November 9, 1990, the day Wright was scheduled to be sentenced, that he
moved to withdraw the plea. Thus, there was a two month delay between
Wright's guilty plea and his request to withdraw the plea.

Fourth, Wright failed to meet his burden of showing that his counsel's
performance was not reasonable. Wright claimed that his attorney had
misinformed him about the charges and the possible sentences he faced. The
attorney stated that he believed he had correctly advised Wright about the
charges and the sentences. The district court did not abuse its discretion in
finding that Wright's attorney gave him correct information about the law.

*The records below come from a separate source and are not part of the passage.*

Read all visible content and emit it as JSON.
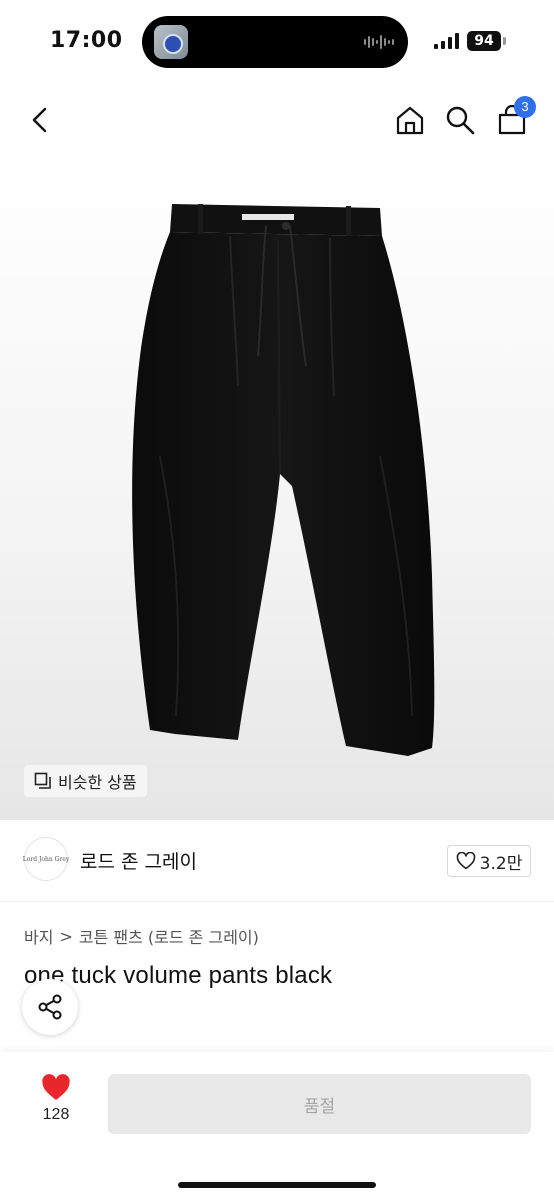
{
  "status_bar": {
    "time": "17:00",
    "battery": "94",
    "icons": [
      "island-thumbnail-icon",
      "audio-wave-icon",
      "signal-icon"
    ]
  },
  "nav": {
    "icons": [
      "back-chevron-icon",
      "home-icon",
      "search-icon",
      "cart-icon"
    ],
    "cart_count": "3",
    "accent": "#2f6fe8"
  },
  "product_image": {
    "similar_label": "비슷한 상품",
    "similar_icon": "copy-icon"
  },
  "brand": {
    "logo_text": "Lord John Grey",
    "name": "로드 존 그레이",
    "like_count": "3.2만",
    "like_icon": "heart-outline-icon"
  },
  "breadcrumb": {
    "category": "바지",
    "separator": ">",
    "subcategory": "코튼 팬츠 (로드 존 그레이)"
  },
  "product": {
    "title": "one tuck volume pants black",
    "share_icon": "share-icon"
  },
  "bottom_bar": {
    "wish_count": "128",
    "wish_icon": "heart-filled-icon",
    "wish_color": "#e8262c",
    "soldout_label": "품절"
  }
}
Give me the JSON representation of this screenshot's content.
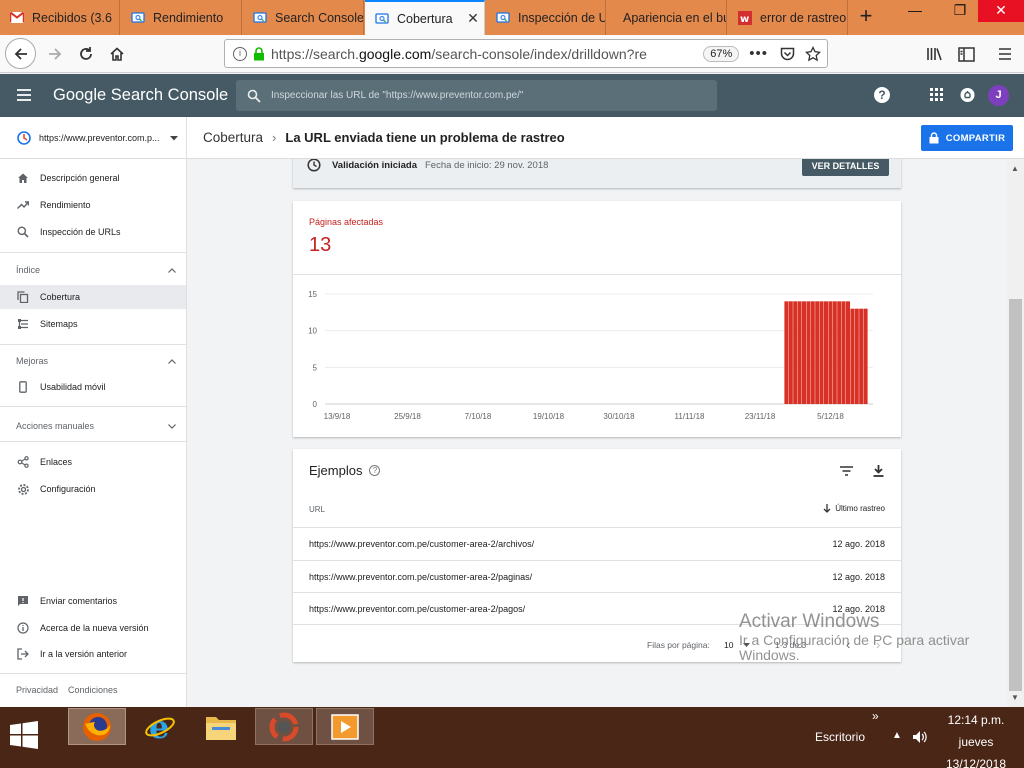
{
  "browser": {
    "tabs": [
      {
        "label": "Recibidos (3.6",
        "icon": "gmail-icon",
        "left": 0,
        "width": 120
      },
      {
        "label": "Rendimiento",
        "icon": "search-console-icon",
        "left": 121,
        "width": 121
      },
      {
        "label": "Search Console",
        "icon": "search-console-icon",
        "left": 243,
        "width": 121
      },
      {
        "label": "Cobertura",
        "icon": "search-console-icon",
        "left": 365,
        "width": 120
      },
      {
        "label": "Inspección de U",
        "icon": "search-console-icon",
        "left": 486,
        "width": 120
      },
      {
        "label": "Apariencia en el bu",
        "icon": "",
        "left": 607,
        "width": 120
      },
      {
        "label": "error de rastreo",
        "icon": "web-icon",
        "left": 728,
        "width": 120
      }
    ],
    "active_tab": 3,
    "url_prefix": "https://search.",
    "url_domain": "google.com",
    "url_rest": "/search-console/index/drilldown?re",
    "zoom": "67%"
  },
  "gsc": {
    "brand": "Google Search Console",
    "search_placeholder": "Inspeccionar las URL de \"https://www.preventor.com.pe/\"",
    "avatar_letter": "J",
    "property": "https://www.preventor.com.p...",
    "breadcrumb_parent": "Cobertura",
    "breadcrumb_current": "La URL enviada tiene un problema de rastreo",
    "share_label": "COMPARTIR"
  },
  "sidebar": {
    "top_items": [
      {
        "label": "Descripción general",
        "icon": "home-icon"
      },
      {
        "label": "Rendimiento",
        "icon": "trending-up-icon"
      },
      {
        "label": "Inspección de URLs",
        "icon": "search-icon"
      }
    ],
    "group_index": "Índice",
    "index_items": [
      {
        "label": "Cobertura",
        "icon": "copy-icon"
      },
      {
        "label": "Sitemaps",
        "icon": "sitemap-icon"
      }
    ],
    "group_mejoras": "Mejoras",
    "mejoras_items": [
      {
        "label": "Usabilidad móvil",
        "icon": "phone-icon"
      }
    ],
    "group_acciones": "Acciones manuales",
    "other_items": [
      {
        "label": "Enlaces",
        "icon": "links-icon"
      },
      {
        "label": "Configuración",
        "icon": "gear-icon"
      }
    ],
    "bottom_items": [
      {
        "label": "Enviar comentarios",
        "icon": "feedback-icon"
      },
      {
        "label": "Acerca de la nueva versión",
        "icon": "info-icon"
      },
      {
        "label": "Ir a la versión anterior",
        "icon": "exit-icon"
      }
    ],
    "footer_privacy": "Privacidad",
    "footer_terms": "Condiciones"
  },
  "validation": {
    "title": "Validación iniciada",
    "date": "Fecha de inicio: 29 nov. 2018",
    "button": "VER DETALLES"
  },
  "affected": {
    "label": "Páginas afectadas",
    "value": "13",
    "color": "#c5221f"
  },
  "chart_data": {
    "type": "bar",
    "ylim": [
      0,
      15
    ],
    "yticks": [
      0,
      5,
      10,
      15
    ],
    "x_tick_labels": [
      "13/9/18",
      "25/9/18",
      "7/10/18",
      "19/10/18",
      "30/10/18",
      "11/11/18",
      "23/11/18",
      "5/12/18"
    ],
    "values": [
      14,
      14,
      14,
      14,
      14,
      14,
      14,
      14,
      14,
      14,
      14,
      14,
      14,
      14,
      14,
      13,
      13,
      13,
      13
    ],
    "bar_color": "#d93025"
  },
  "examples": {
    "title": "Ejemplos",
    "col_url": "URL",
    "col_date": "Último rastreo",
    "rows": [
      {
        "url": "https://www.preventor.com.pe/customer-area-2/archivos/",
        "date": "12 ago. 2018"
      },
      {
        "url": "https://www.preventor.com.pe/customer-area-2/paginas/",
        "date": "12 ago. 2018"
      },
      {
        "url": "https://www.preventor.com.pe/customer-area-2/pagos/",
        "date": "12 ago. 2018"
      }
    ],
    "rows_per_page_label": "Filas por página:",
    "rows_per_page": "10",
    "range": "1-3 de 3"
  },
  "watermark": {
    "line1": "Activar Windows",
    "line2": "Ir a Configuración de PC para activar",
    "line3": "Windows."
  },
  "taskbar": {
    "desktop_label": "Escritorio",
    "time": "12:14 p.m.",
    "day": "jueves",
    "date": "13/12/2018",
    "accent": "#4a2616"
  }
}
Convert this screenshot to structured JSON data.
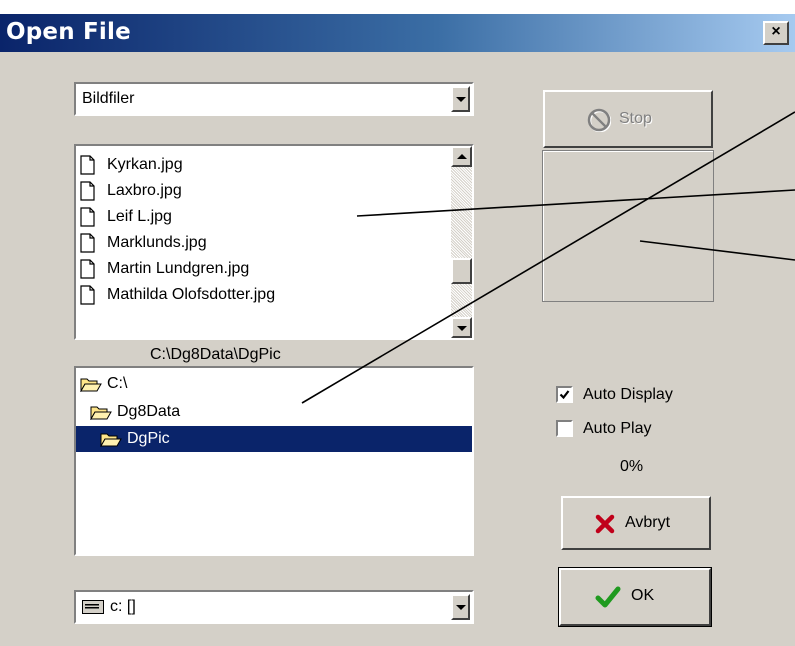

Fifth, there was evidence that the government would be prejudiced if Wright
was permitted to withdraw his guilty plea. The police officer who had arrested
Wright was available as a witness in September when Wright entered his guilty
plea, but the officer subsequently left the police department and was living out
of state. The court reasonably concluded that the government could be
prejudiced if it was unable to locate the arresting officer.

Finally, withdrawal of the guilty plea in this case would result in inconvenience
to the court and waste judicial resources. Wright did not deny his guilt for the
counts to which he pled guilty. Reopening the plea in this case would further
postpone but likely would not change the end result.

10

The evidence in this case reveals that the district court did not abuse its
discretion in concluding that Wright failed to demonstrate a fair and just reason
for withdrawing his guilty plea. Accordingly, we affirm the district court's
denial of Wright's motion to withdraw his guilty plea.

11

We dispense with oral argument because the facts and legal contentions are
adequately presented in the materials before the Court and argument would not
aid the decisional process.

12

AFFIRMED.

A defendant's entry of a guilty plea out of fear of a greater sentence does not
render the plea involuntary. North Carolina v. Alford, 400 U.S. 25 (1970)